Last month, in endorsing President Obama’s nomination of veteran litigator Debo Adegbile to head the Justice Department’s Civil Rights Division, a Los Angeles Times editorial noted the possibility that Republicans would line up against the nominee. But the editorial added: “Now that the filibuster has been abolished for most nominations, it is unlikely that Republican senators can block Adegbile’s confirmation.”
We reckoned without the possibility that a smear campaign against Adegbile by the Fraternal Order of Police would deny this well-qualified nominee votes from some easily influenced Democrats.
On Wednesday, the Senate blocked the Adegbile nomination — probably permanently — when several Democrats joined Republicans to prevent it from proceeding. Among those Democrats were Bob Casey of Pennsylvania and Chris Coons of Delaware, a state that is sometimes described as a suburb of Philadelphia.
Philadelphia looms large in the Adegbile fight because the nominee, a former lawyer for the NAACP Legal Defense Fund, was involved in that group’s advocacy on behalf of Mumia Abu-Jamal, who was convicted of killing Philadelphia police officer Daniel Faulkner.

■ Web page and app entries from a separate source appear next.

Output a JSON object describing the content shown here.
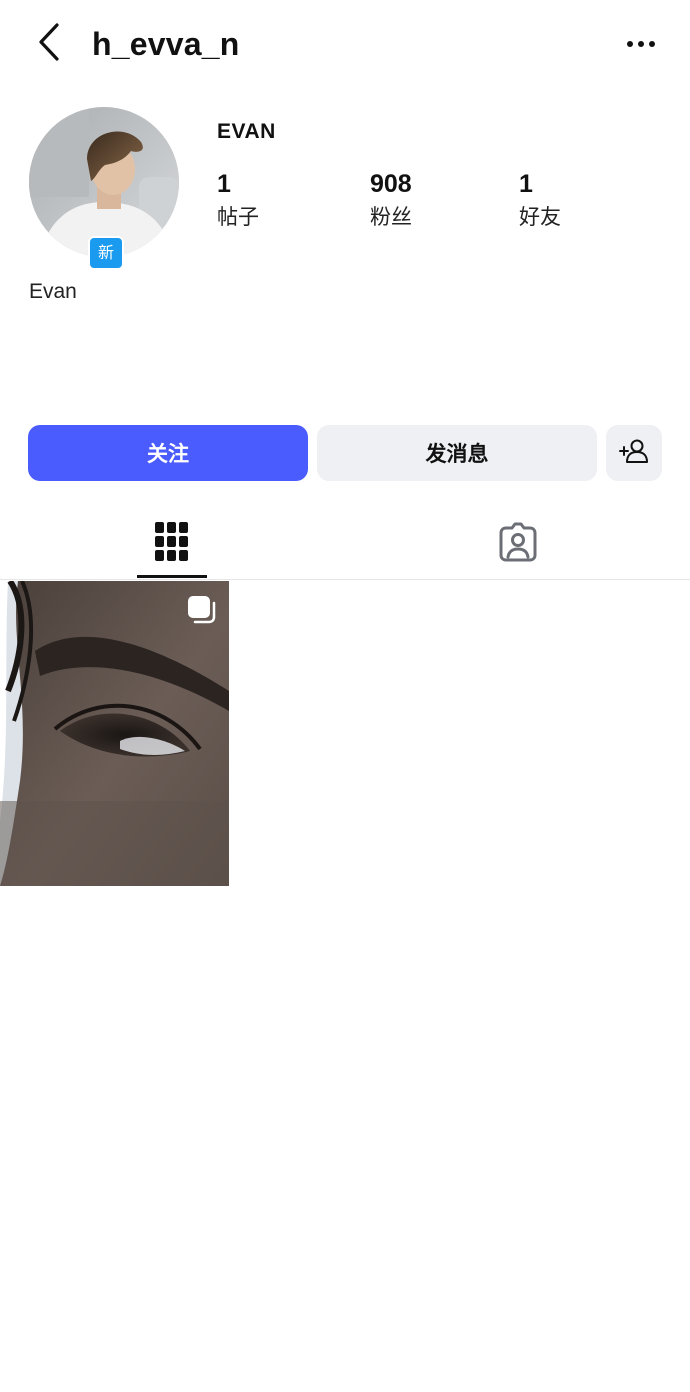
{
  "header": {
    "username": "h_evva_n",
    "back_icon": "chevron-left-icon",
    "more_icon": "more-horizontal-icon"
  },
  "profile": {
    "display_name": "EVAN",
    "badge_label": "新",
    "bio_name": "Evan",
    "stats": [
      {
        "value": "1",
        "label": "帖子"
      },
      {
        "value": "908",
        "label": "粉丝"
      },
      {
        "value": "1",
        "label": "好友"
      }
    ]
  },
  "actions": {
    "follow_label": "关注",
    "message_label": "发消息",
    "add_user_icon": "add-user-icon"
  },
  "tabs": [
    {
      "icon": "grid-icon",
      "active": true
    },
    {
      "icon": "tagged-user-icon",
      "active": false
    }
  ],
  "colors": {
    "accent": "#4b5cff",
    "secondary_button": "#eff0f3",
    "badge": "#1a9bf0"
  }
}
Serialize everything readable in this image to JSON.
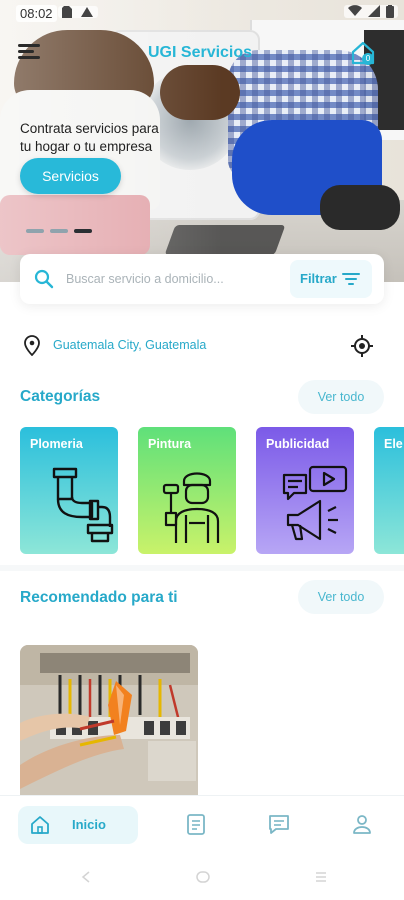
{
  "status_bar": {
    "time": "08:02"
  },
  "header": {
    "app_title": "UGI Servicios",
    "notification_count": "0"
  },
  "hero": {
    "headline": "Contrata servicios para",
    "subline": "tu hogar o tu empresa",
    "cta_label": "Servicios",
    "carousel_total": 3,
    "carousel_active_index": 2
  },
  "search": {
    "placeholder": "Buscar servicio a domicilio...",
    "filter_label": "Filtrar"
  },
  "location": {
    "text": "Guatemala City, Guatemala"
  },
  "categories": {
    "title": "Categorías",
    "see_all": "Ver todo",
    "items": [
      {
        "label": "Plomeria",
        "icon": "pipe-icon",
        "gradient": [
          "#2bbfdc",
          "#8de6d8"
        ]
      },
      {
        "label": "Pintura",
        "icon": "painter-icon",
        "gradient": [
          "#5fe07a",
          "#c9f26a"
        ]
      },
      {
        "label": "Publicidad",
        "icon": "megaphone-icon",
        "gradient": [
          "#7b5ae8",
          "#b7a6f5"
        ]
      },
      {
        "label": "Ele",
        "icon": "electric-icon",
        "gradient": [
          "#2bbfdc",
          "#8de6d8"
        ]
      }
    ]
  },
  "recommended": {
    "title": "Recomendado para ti",
    "see_all": "Ver todo"
  },
  "bottom_nav": {
    "home_label": "Inicio"
  },
  "colors": {
    "primary": "#27b6d6",
    "primary_dark": "#27a9c9",
    "chip_bg": "#f1f8fa"
  }
}
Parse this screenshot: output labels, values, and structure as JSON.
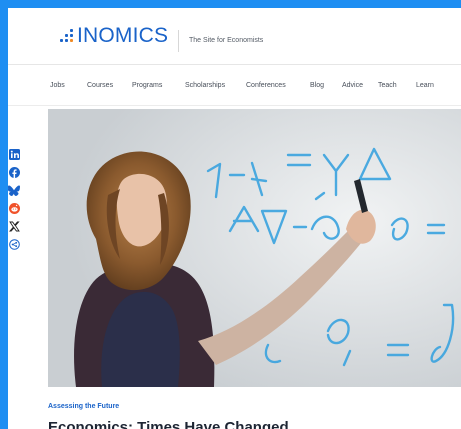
{
  "brand": {
    "name": "INOMICS",
    "tagline": "The Site for Economists",
    "colors": {
      "primary": "#1a63c9",
      "accent_orange": "#f08a24",
      "frame": "#1e8ef2"
    }
  },
  "nav": {
    "items": [
      {
        "label": "Jobs"
      },
      {
        "label": "Courses"
      },
      {
        "label": "Programs"
      },
      {
        "label": "Scholarships"
      },
      {
        "label": "Conferences"
      },
      {
        "label": "Blog"
      },
      {
        "label": "Advice"
      },
      {
        "label": "Teach"
      },
      {
        "label": "Learn"
      }
    ]
  },
  "share": {
    "icons": [
      "linkedin-icon",
      "facebook-icon",
      "bluesky-icon",
      "reddit-icon",
      "x-icon",
      "share-icon"
    ]
  },
  "article": {
    "kicker": "Assessing the Future",
    "title": "Economics: Times Have Changed"
  }
}
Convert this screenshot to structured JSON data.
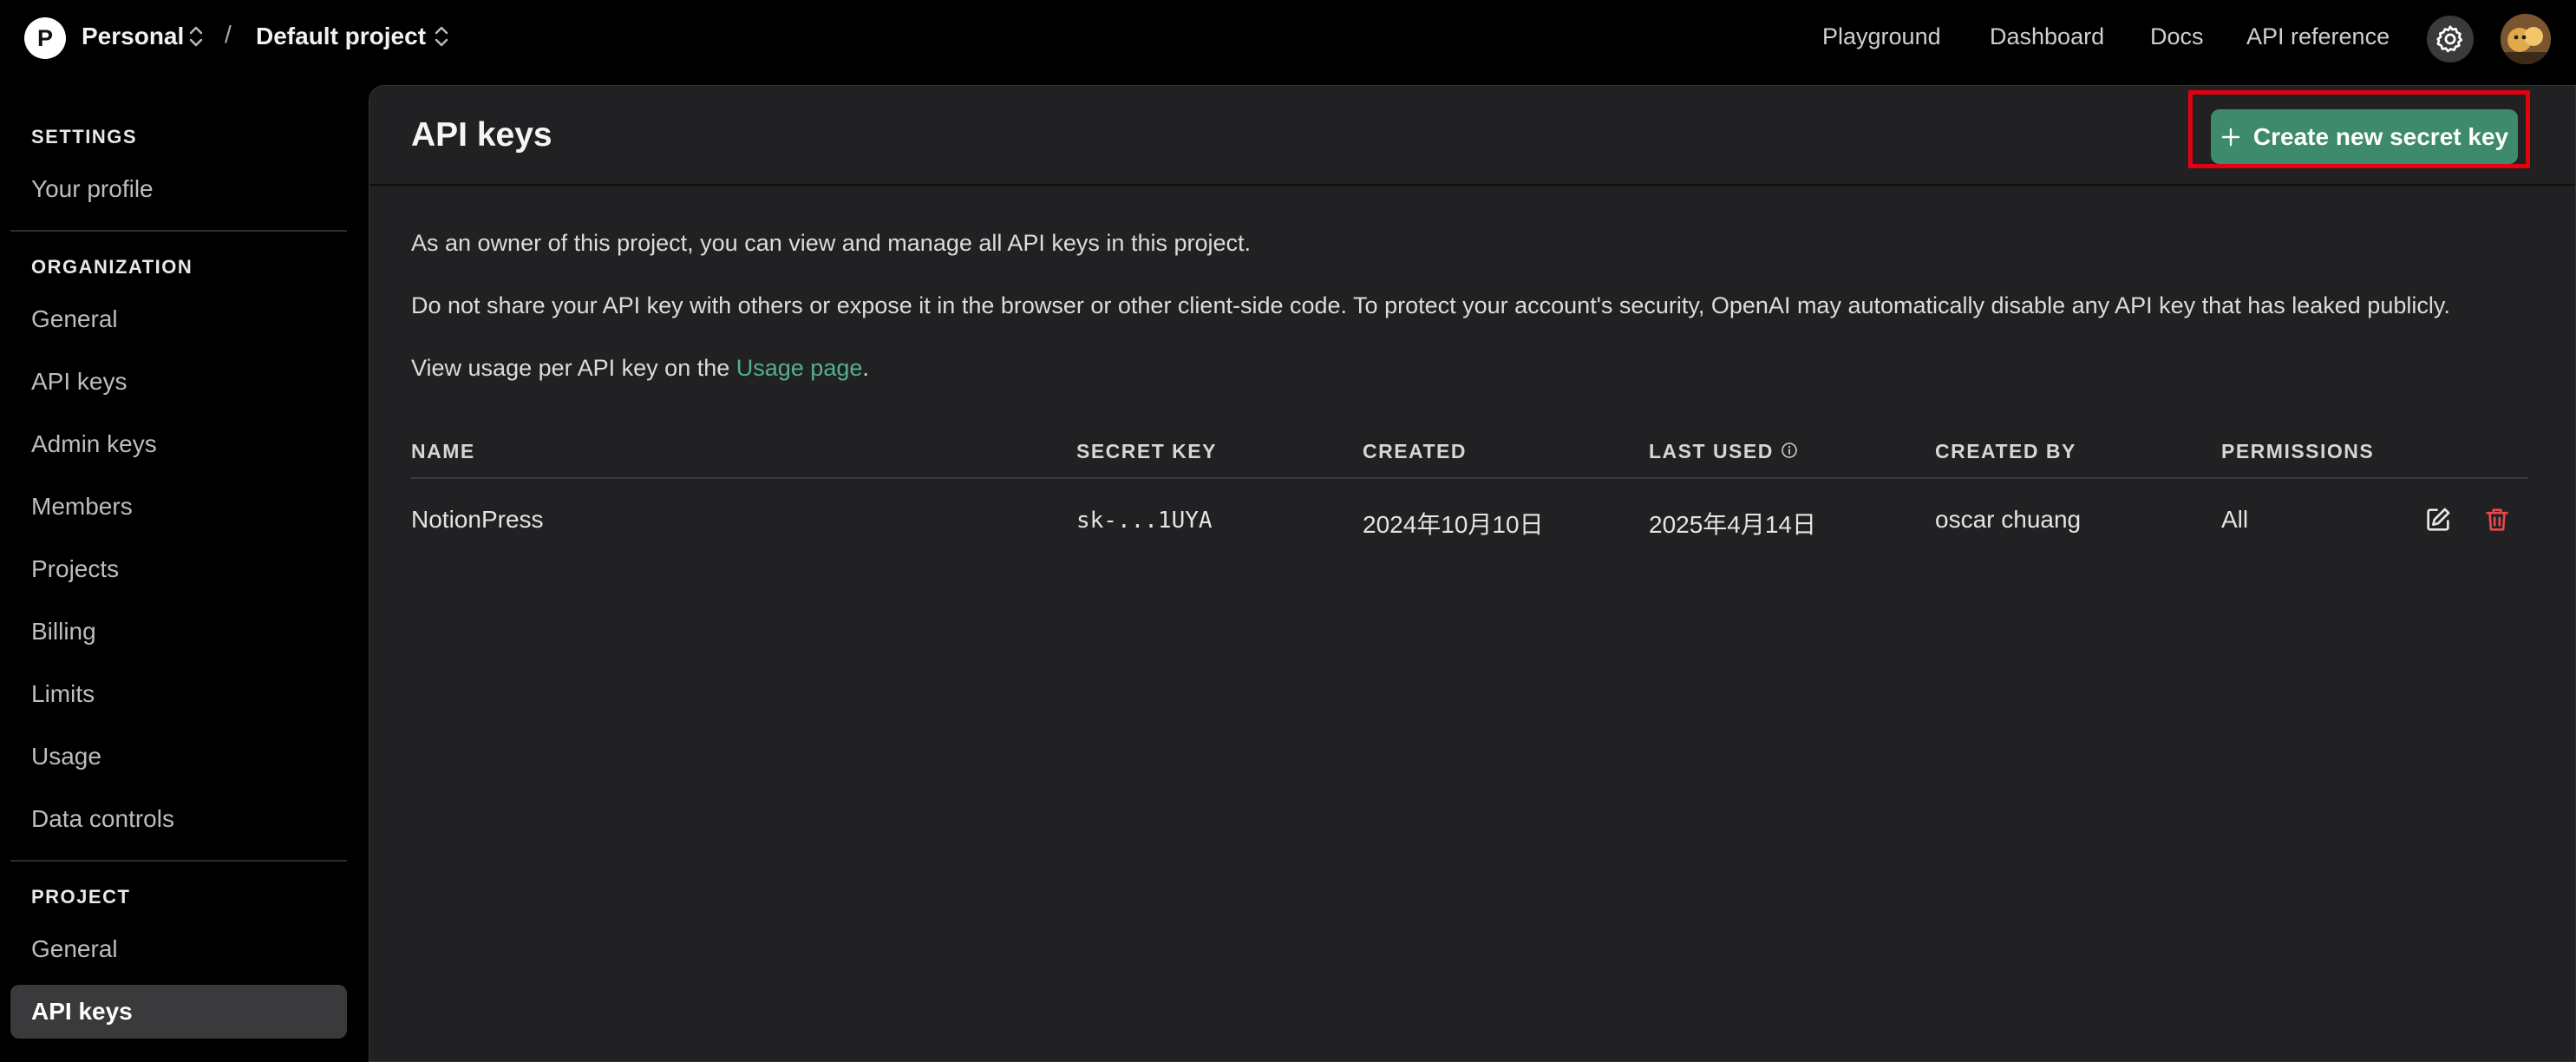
{
  "header": {
    "org_initial": "P",
    "org_name": "Personal",
    "separator": "/",
    "project_name": "Default project",
    "nav": {
      "playground": "Playground",
      "dashboard": "Dashboard",
      "docs": "Docs",
      "api_reference": "API reference"
    },
    "icons": [
      "chevron-updown-icon",
      "gear-icon",
      "user-avatar"
    ]
  },
  "sidebar": {
    "settings_heading": "SETTINGS",
    "settings_items": [
      {
        "label": "Your profile"
      }
    ],
    "organization_heading": "ORGANIZATION",
    "organization_items": [
      {
        "label": "General"
      },
      {
        "label": "API keys"
      },
      {
        "label": "Admin keys"
      },
      {
        "label": "Members"
      },
      {
        "label": "Projects"
      },
      {
        "label": "Billing"
      },
      {
        "label": "Limits"
      },
      {
        "label": "Usage"
      },
      {
        "label": "Data controls"
      }
    ],
    "project_heading": "PROJECT",
    "project_items": [
      {
        "label": "General"
      },
      {
        "label": "API keys",
        "active": true
      }
    ]
  },
  "main": {
    "title": "API keys",
    "create_button_label": "Create new secret key",
    "paragraph_owner": "As an owner of this project, you can view and manage all API keys in this project.",
    "paragraph_warning": "Do not share your API key with others or expose it in the browser or other client-side code. To protect your account's security, OpenAI may automatically disable any API key that has leaked publicly.",
    "usage_prefix": "View usage per API key on the ",
    "usage_link": "Usage page",
    "usage_suffix": ".",
    "table": {
      "columns": [
        "NAME",
        "SECRET KEY",
        "CREATED",
        "LAST USED",
        "CREATED BY",
        "PERMISSIONS"
      ],
      "rows": [
        {
          "name": "NotionPress",
          "secret_key": "sk-...1UYA",
          "created": "2024年10月10日",
          "last_used": "2025年4月14日",
          "created_by": "oscar chuang",
          "permissions": "All"
        }
      ]
    }
  },
  "colors": {
    "accent_button": "#3e8a6d",
    "link": "#56b08a",
    "delete": "#e5484d",
    "highlight": "#e3000f"
  }
}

Adegbile and other Legal Defense Fund attorneys filed a friend-of-the-court brief with the Supreme Court in 2009 claiming that Abu-Jamal’s conviction was invalid because of racial discrimination in jury selection. They represented Abu-Jamal directly when prosecutors asked the Supreme Court to reinstate his death sentence.
The Fraternal Order of Police complained that Abu-Jamal’s “just sentence — death — was undone by your nominee and others like him.” Actually, it was a federal appeals court that overturned Abu-Jamal’s death sentence, citing flawed jury instructions.
The president of the American Bar Assn. told the Senate Judiciary Committee that Adegbile’s representation of an unpopular client was “consistent with the finest tradition of this country’s legal profession and should be commended, not condemned.”
That should have been enough to defuse the Fraternal Order of Police’s campaign. But Casey and Coons voted no anyway. Here is Casey’s tortured explanation, which ought to keep him out of any future edition of “Profiles in Courage”:
“I respect that our system of law ensures the right of all citizens to legal representation no matter how heinous the crime. At the same time, it is important that we ensure that Pennsylvanians and citizens across the country have full confidence in their public representatives — both elected and appointed. The vicious murder of Officer Faulkner in the line of duty and the events that followed in the 30 years since his death have left open wounds for Maureen Faulkner and her family as well as the city of Philadelphia.”
Coons offered an equally unsatisfactory explanation: “There is no question that Mr. Adegbile has had a significant and broad career as a leading civil rights advocate, and would be an asset to the Justice Department, but at a time when the Civil Rights Division urgently needs better relations with the law enforcement community, I was troubled by the idea of voting for an assistant attorney general for civil rights who would face such visceral opposition from law enforcement on his first day on the job.”
Coons also noted that there had been a decades-long campaign “to elevate a heinous, coldblooded killer to the status of a political prisoner and folk hero.”
Abu-Jamal indeed was the beneficiary of uncritical adulation and a form of “radical chic.” But Adegbile wasn’t part of that campaign, and his nomination shouldn’t suffer for it. A senator made of sterner stuff would have politely informed the Fraternal Order of Police of that fact.
Follow Michael McGough on Twitter @MichaelMcGough3Copyright © 2014, Los Angeles Times